The Belgian and German researchers wanted to determine whether neurofilament levels in cerebrospinal fluid could help diagnose ALS. They examined levels of two neurofilament proteins in the fluid. One was phosphorylated neurofilament heavy chain (pNfH) and the other neurofilament light chain (NfL).
Researchers measured pNfH and NfL concentrations in 220 patients with ALS and 316 patients with other neurologic diseases who served as controls. They also measured the proteins’ levels in 50 patients with diseases whose symptoms mimic ALS.
Levels of pNfH were the best predictor of movement neuron diseases, the researchers discovered. Levels of pNfH were the best way to differentiate ALS patients from those with diseases with similar symptoms, the team said.
Both pNfH and NfL levels were lower in patients whose ALS was progressing slowly, and neither proved to be good predictors of the disease’s progression. Levels of both proteins increased as patients lost strength in more and more regions of their body, the team added.
Another important finding was that levels of pNfH and NfL correlated with the extent of movement-neuron degeneration in ALS patients. This was particularly true of pNfH concentrations, researchers added.
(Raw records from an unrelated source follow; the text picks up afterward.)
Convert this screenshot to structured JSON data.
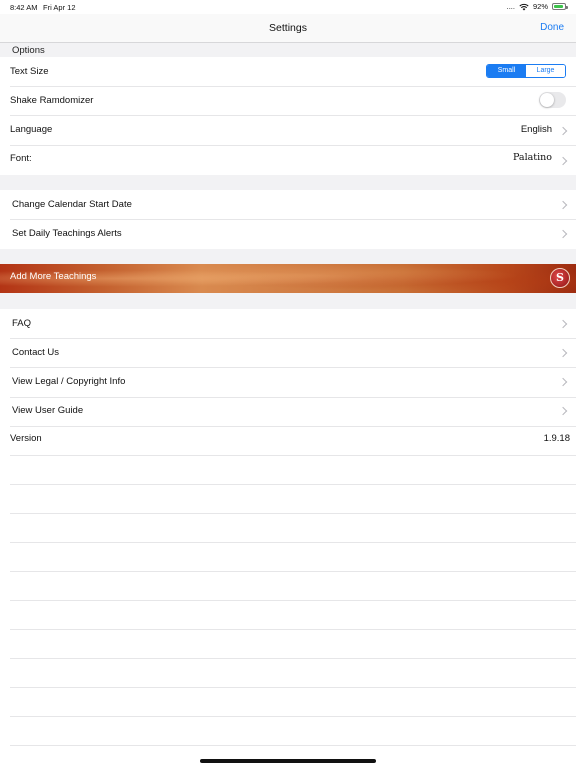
{
  "status_bar": {
    "time": "8:42 AM",
    "date": "Fri Apr 12",
    "signal": "....",
    "battery": "92%"
  },
  "nav": {
    "title": "Settings",
    "done_label": "Done"
  },
  "options": {
    "header": "Options",
    "text_size": {
      "label": "Text Size",
      "options": [
        "Small",
        "Large"
      ],
      "selected": "Small"
    },
    "shake": {
      "label": "Shake Ramdomizer",
      "on": false
    },
    "language": {
      "label": "Language",
      "value": "English"
    },
    "font": {
      "label": "Font:",
      "value": "Palatino"
    }
  },
  "calendar_section": {
    "items": [
      {
        "label": "Change Calendar Start Date"
      },
      {
        "label": "Set Daily Teachings Alerts"
      }
    ]
  },
  "banner": {
    "label": "Add More Teachings",
    "logo_letter": "S"
  },
  "help_section": {
    "items": [
      {
        "label": "FAQ"
      },
      {
        "label": "Contact Us"
      },
      {
        "label": "View Legal / Copyright Info"
      },
      {
        "label": "View User Guide"
      }
    ]
  },
  "version": {
    "label": "Version",
    "value": "1.9.18"
  },
  "colors": {
    "accent": "#1b7cf2",
    "group_background": "#f2f2f4",
    "banner_base": "#c4612f"
  }
}
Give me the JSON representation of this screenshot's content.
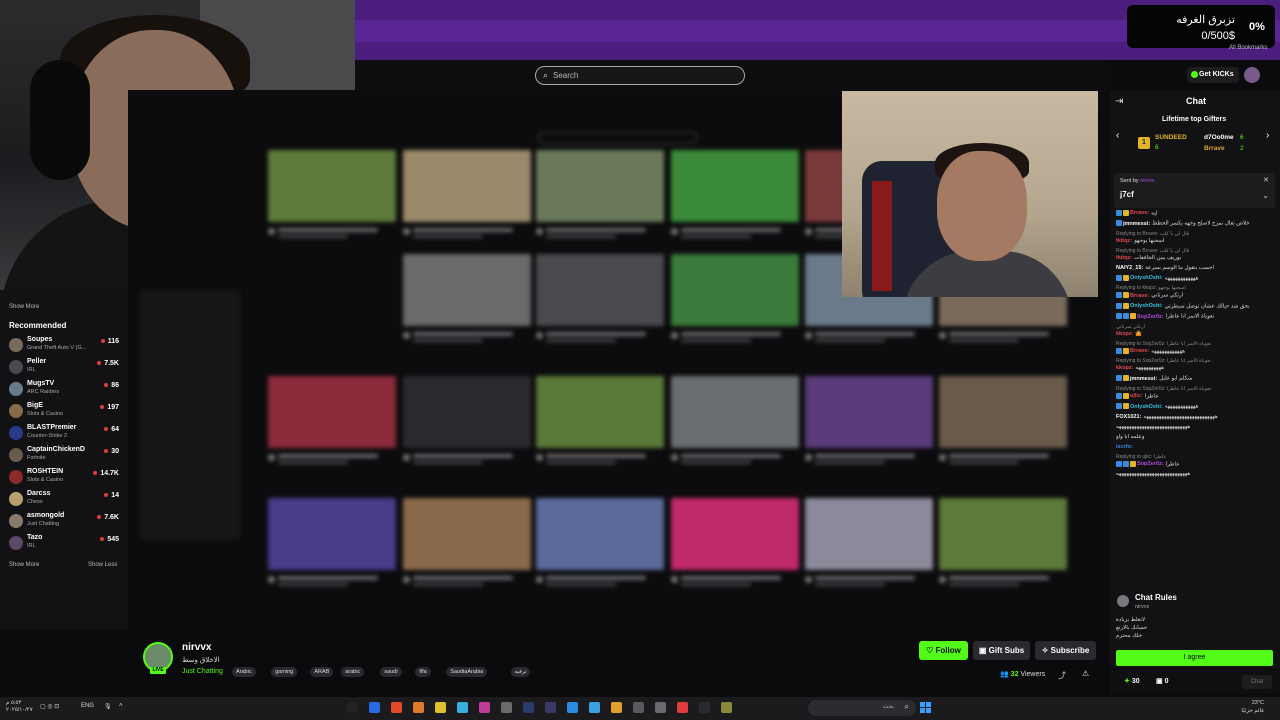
{
  "goal": {
    "percent": "0%",
    "title": "تزبرق الغرفه",
    "amount": "0/500$"
  },
  "bookmark_hint": "All Bookmarks",
  "header": {
    "search_placeholder": "Search",
    "kicks_label": "Get KICKs"
  },
  "sidebar": {
    "show_more_top": "Show More",
    "recommended_title": "Recommended",
    "items": [
      {
        "name": "Soupes",
        "category": "Grand Theft Auto V (G...",
        "viewers": "116",
        "color": "#7a6a5a"
      },
      {
        "name": "Peller",
        "category": "IRL",
        "viewers": "7.5K",
        "color": "#4a4a4e"
      },
      {
        "name": "MugsTV",
        "category": "ARC Raiders",
        "viewers": "86",
        "color": "#6a7a8a"
      },
      {
        "name": "BigE",
        "category": "Slots & Casino",
        "viewers": "197",
        "color": "#8a6a4a"
      },
      {
        "name": "BLASTPremier",
        "category": "Counter-Strike 2",
        "viewers": "64",
        "color": "#2a3a8a"
      },
      {
        "name": "CaptainChickenD",
        "category": "Fortnite",
        "viewers": "30",
        "color": "#6a5a4a"
      },
      {
        "name": "ROSHTEIN",
        "category": "Slots & Casino",
        "viewers": "14.7K",
        "color": "#8a2a2a"
      },
      {
        "name": "Darcss",
        "category": "Chess",
        "viewers": "14",
        "color": "#b8a070"
      },
      {
        "name": "asmongold",
        "category": "Just Chatting",
        "viewers": "7.6K",
        "color": "#8a7a6a"
      },
      {
        "name": "Tazo",
        "category": "IRL",
        "viewers": "545",
        "color": "#5a4a6a"
      }
    ],
    "show_more_bottom": "Show More",
    "show_less": "Show Less"
  },
  "chat": {
    "title": "Chat",
    "gifters_title": "Lifetime top Gifters",
    "gifters": [
      {
        "rank": "1",
        "name": "SUNDEED",
        "count": "6",
        "color": "#e4b52a"
      },
      {
        "name": "d7Oo0me",
        "count": "6",
        "color": "#ffffff"
      },
      {
        "name": "Brrave",
        "count": "2",
        "color": "#d9a33a"
      }
    ],
    "pinned": {
      "label": "Sent by",
      "user": "nirvvx",
      "text": "j7cf"
    },
    "messages": [
      {
        "user": "Brrave:",
        "color": "#e14b4b",
        "text": "ليه",
        "badges": [
          "#3a8ae0",
          "#e4b52a"
        ]
      },
      {
        "user": "jmnmessi:",
        "color": "#ffffff",
        "text": "خلاص تعال نمزح لاصلح وجهه يكسر الحظظ",
        "badges": [
          "#3a8ae0"
        ]
      },
      {
        "reply": "Replying to Brrave: قال لي يا كلب",
        "user": "tkitqz:",
        "color": "#e14b4b",
        "text": "اسحبها يوجهو",
        "badges": []
      },
      {
        "reply": "Replying to Brrave: قال لي يا كلب",
        "user": "tkitqz:",
        "color": "#e14b4b",
        "text": "بوريف يبين الخافقات",
        "badges": []
      },
      {
        "user": "NAIY2_15:",
        "color": "#ffffff",
        "text": "احسب يتقول ما الوسم بسرعة",
        "badges": []
      },
      {
        "user": "OnlyshOshi:",
        "color": "#3ac0e0",
        "text": "ههههههههههههه",
        "badges": [
          "#3a8ae0",
          "#e4b52a"
        ]
      },
      {
        "reply": "Replying to kkopz: اسحبها يوجهو",
        "user": "Brrave:",
        "color": "#e14b4b",
        "text": "ارتكي سرتاني",
        "badges": [
          "#3a8ae0",
          "#e4b52a"
        ]
      },
      {
        "user": "OnlyshOshi:",
        "color": "#3ac0e0",
        "text": "بحق شد حيالك عشان توصل سيطرتي",
        "badges": [
          "#3a8ae0",
          "#e4b52a"
        ]
      },
      {
        "user": "SopZer0z:",
        "color": "#b04ae0",
        "text": "تعوياة الاسر انا عاطرا",
        "badges": [
          "#3a8ae0",
          "#3a8ae0",
          "#e4b52a"
        ]
      },
      {
        "reply": "ارتكي سرتاني",
        "user": "kkopz:",
        "color": "#e14b4b",
        "text": "🤷",
        "badges": []
      },
      {
        "reply": "Replying to SopZer0z: تعوياة الاسر انا عاطرا",
        "user": "Brrave:",
        "color": "#e14b4b",
        "text": "ههههههههههههه",
        "badges": [
          "#3a8ae0",
          "#e4b52a"
        ]
      },
      {
        "reply": "Replying to SopZer0z: تعوياة الاسر انا عاطرا",
        "user": "kkopz:",
        "color": "#e14b4b",
        "text": "ههههههههههه",
        "badges": []
      },
      {
        "user": "jmnmessi:",
        "color": "#ffffff",
        "text": "منكلم ابو عليل",
        "badges": [
          "#3a8ae0",
          "#e4b52a"
        ]
      },
      {
        "reply": "Replying to SopZer0z: تعوياة الاسر انا عاطرا",
        "user": "ujlic:",
        "color": "#e14b4b",
        "text": "عاطرا",
        "badges": [
          "#3a8ae0",
          "#e4b52a"
        ]
      },
      {
        "user": "OnlyshOshi:",
        "color": "#3ac0e0",
        "text": "ههههههههههههه",
        "badges": [
          "#3a8ae0",
          "#e4b52a"
        ]
      },
      {
        "user": "FOX1021:",
        "color": "#ffffff",
        "text": "ههههههههههههههههههههههههههههه",
        "badges": []
      },
      {
        "user": "",
        "color": "#ffffff",
        "text": "ههههههههههههههههههههههههههههه",
        "badges": []
      },
      {
        "user": "",
        "color": "#ffffff",
        "text": "وعلمه انا واو",
        "badges": []
      },
      {
        "user": "iscrfo:",
        "color": "#3a8ae0",
        "text": "",
        "badges": []
      },
      {
        "reply": "Replying to ujlic: عاطرا",
        "user": "SopZer0z:",
        "color": "#b04ae0",
        "text": "عاطرا",
        "badges": [
          "#3a8ae0",
          "#3a8ae0",
          "#e4b52a"
        ]
      },
      {
        "user": "",
        "color": "#ffffff",
        "text": "ههههههههههههههههههههههههههههه",
        "badges": []
      }
    ],
    "rules": {
      "title": "Chat Rules",
      "user": "nirvvx",
      "lines": [
        "لاتغلط بزيادة",
        "حسابك بالارتع",
        "خلك محترم"
      ]
    },
    "agree_label": "I agree",
    "points": "30",
    "gifts": "0",
    "send_label": "Chat"
  },
  "stream": {
    "streamer": "nirvvx",
    "live": "LIVE",
    "title": "الاخلاق وسط",
    "category": "Just Chatting",
    "tags": [
      "Arabic",
      "gaming",
      "ARAB",
      "arabic",
      "saudi",
      "fifa",
      "SaudiaArabia",
      "ترفيه"
    ],
    "follow_label": "Follow",
    "gift_subs_label": "Gift Subs",
    "subscribe_label": "Subscribe",
    "viewers_count": "32",
    "viewers_label": "Viewers"
  },
  "taskbar": {
    "clock": "٥:٥٣ م\n٢٠٢٥/١٠/٢٧",
    "lang": "ENG",
    "search_text": "بحث",
    "weather": "23°C\nغائم جزئيًا"
  }
}
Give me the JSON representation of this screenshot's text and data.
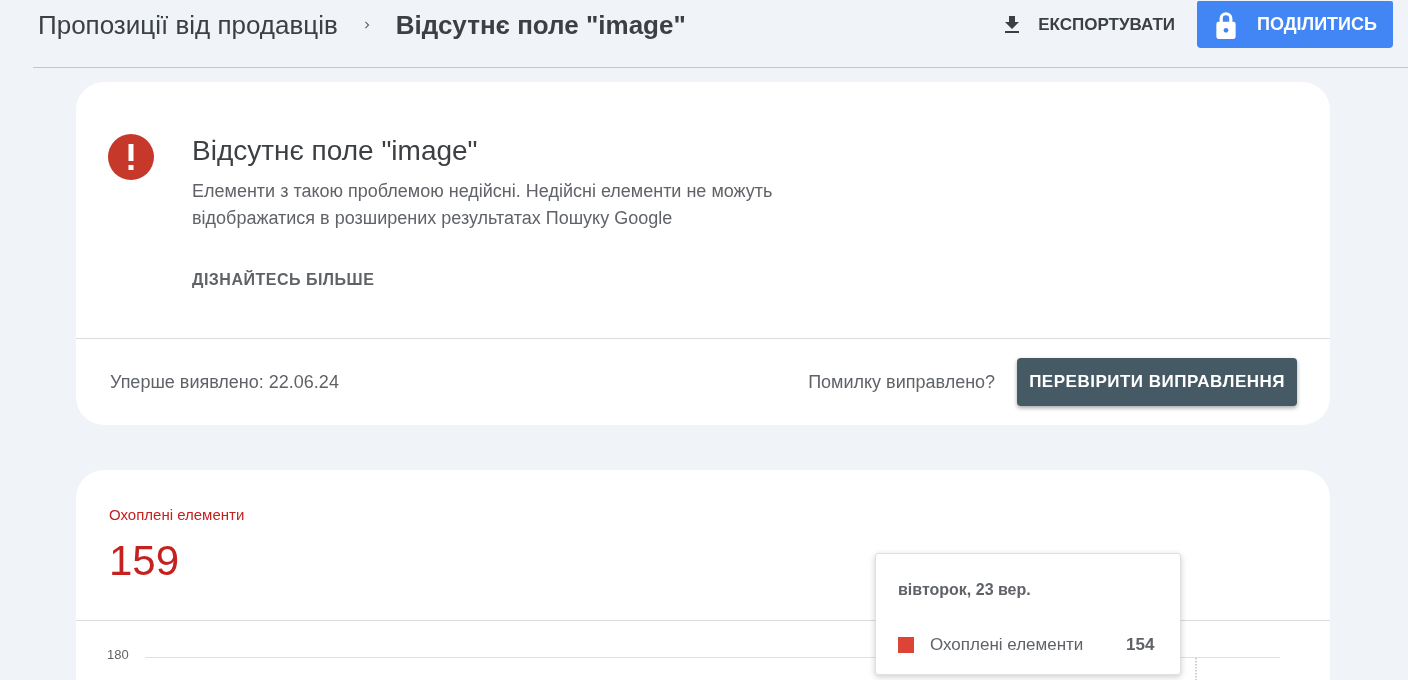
{
  "breadcrumb": [
    {
      "label": "Пропозиції від продавців"
    },
    {
      "label": "Відсутнє поле \"image\""
    }
  ],
  "actions": {
    "export": "ЕКСПОРТУВАТИ",
    "share": "ПОДІЛИТИСЬ"
  },
  "issue": {
    "title": "Відсутнє поле \"image\"",
    "description": "Елементи з такою проблемою недійсні. Недійсні елементи не можуть відображатися в розширених результатах Пошуку Google",
    "learn_more": "ДІЗНАЙТЕСЬ БІЛЬШЕ",
    "first_detected": "Уперше виявлено: 22.06.24",
    "fixed_question": "Помилку виправлено?",
    "validate_button": "ПЕРЕВІРИТИ ВИПРАВЛЕННЯ"
  },
  "summary": {
    "metric_label": "Охоплені елементи",
    "metric_value": "159",
    "chart": {
      "y_tick": "180",
      "tooltip": {
        "date": "вівторок, 23 вер.",
        "series": "Охоплені елементи",
        "value": "154"
      }
    }
  }
}
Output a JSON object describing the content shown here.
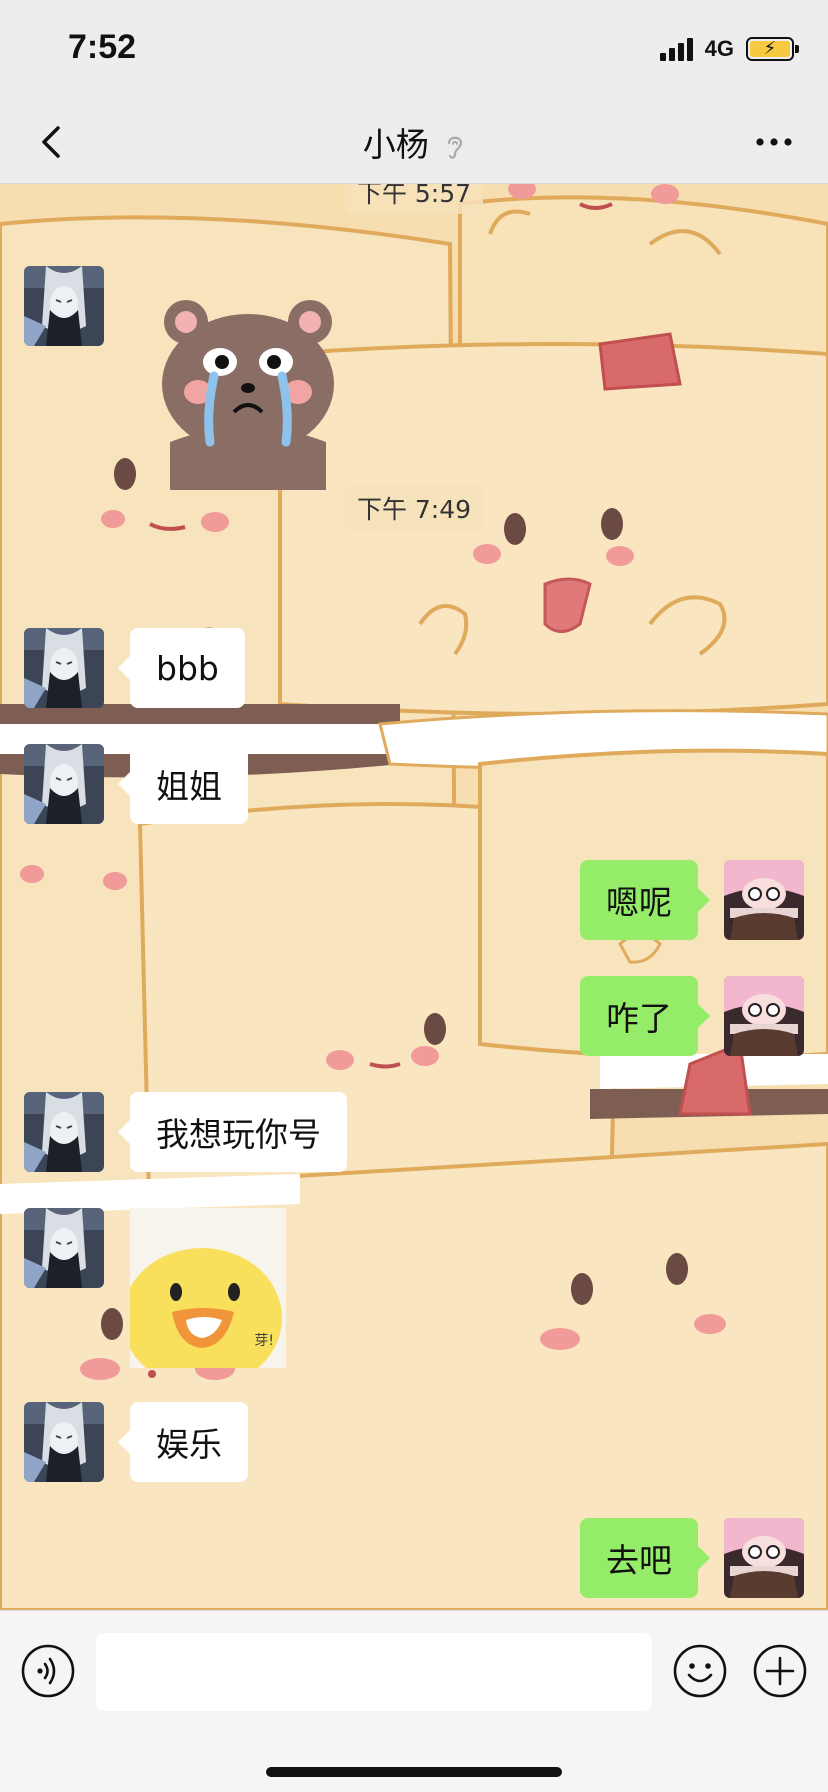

Overall, the findings showed a strong correlation between neurofilament levels in cerebrospinal fluid and the amount of movement neuron loss. This suggested that scientists could develop a test to help identify processes that underlie ALS. The team is now studying the viability of creating such a test.